September 9, 2014
This 3D structural model of the SemiSWEET protein was based on data collected at the NE-CAT beamline at Argonne’s Advanced Photon Source . The two colors (green and purple) represent two copies of the protein molecules that, when joined, function as a single unit to allow sugar molecules across the membrane. Credit: Feng et al. (Click image to enlarge)
X-rays unlock a protein’s SWEET side

Sugar is a vital source of energy for both plants and animals alike. Understanding just how sugar makes its way into the cell could lead to the design of better drugs for diabetes patients and an increase in the amount of fruits and vegetables farmers are able to grow. Stanford University researchers have recently uncovered one of these “pathways” into the cell by piecing together proteins slightly wider than the diameter of a strand of spider silk.

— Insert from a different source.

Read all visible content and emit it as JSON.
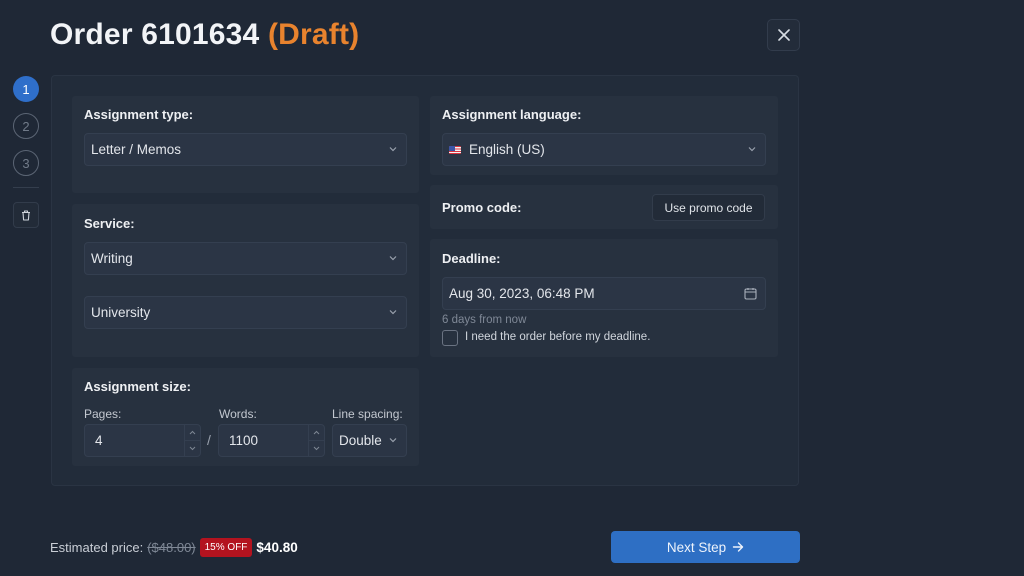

September 12, 2014
Argonne researcher Yuelin Li holds a sample holder containing a single gold nanorod in water. Li and colleagues discovered that nanorods melt in three distinct phases when grouped in large ensembles. Their research will inform the creation of next-generation technologies such as water purification systems, battery materials and cancer research. Photo by Mark Lopez/Argonne National Laboratory. (Click to enlarge.)
Shape-shifting groups of nanorods release heat differently

Researchers at Argonne have revealed previously unobserved behaviors that show how the transfer of heat at the nanoscale causes nanoparticles to change shape in groups.

February 18, 2015
How Things Break (And Why Scientists Want to Know)

Breaking things can help scientists answer both the most elemental and the most everyday questions.

March 7, 2016
Researchers from the University of Guelph have visited the Advanced Photon Source at Argonne National Laboratory for the past three years to use the facility’s bright X-rays to study the structure of edible fats, present in foods like oils, milk fat, cheese and much more. In this photo, Braulio Macias Rodriguez, a University of Guelph graduate student, left, and Fernanda Peyronel, research associate, examine a sample of anhydrous milk fat at beamline 9ID-D, the ultra-small-angle scattering facility.
Tasty fat: X-rays finding the blueprint of why fat is yummy

Over three years, a University of Guelph team has brought increasingly complex samples of edible fat to the Advanced Photon Source for research. They are using data from the facility to characterize the nanoscale structure of different kinds of edible fats and applying the data to a model that predicts the effect of processes like heating and mixing on fat structure. If food manufacturers understand the unique structures of different fat compositions, they can better mimic the desirable tastes and textures of unhealthy fats with healthier alternatives, potentially affecting diseases closely tied to diet.

May 27, 2016
Neuqua Valley High School  students Anna Thomas, Vanessa Cai, Nadia Young and Natalie Ferguson discuss an experiment at Sector 20 of the Advanced Photon Source, a large synchrotron at Argonne National Laboratory. The students used X-rays to study ancient pottery. (Photo by Mark Lopez, Argonne National Laboratory)
High schoolers study ancient pottery at Advanced Photon Source

The experimental facilities of a typical high school physics classroom don’t usually include a synchrotron. But Natalie Ferguson and more than 60 of her schoolmates not only got to see the Advanced Photon Source: they used it to do research.

June 16, 2016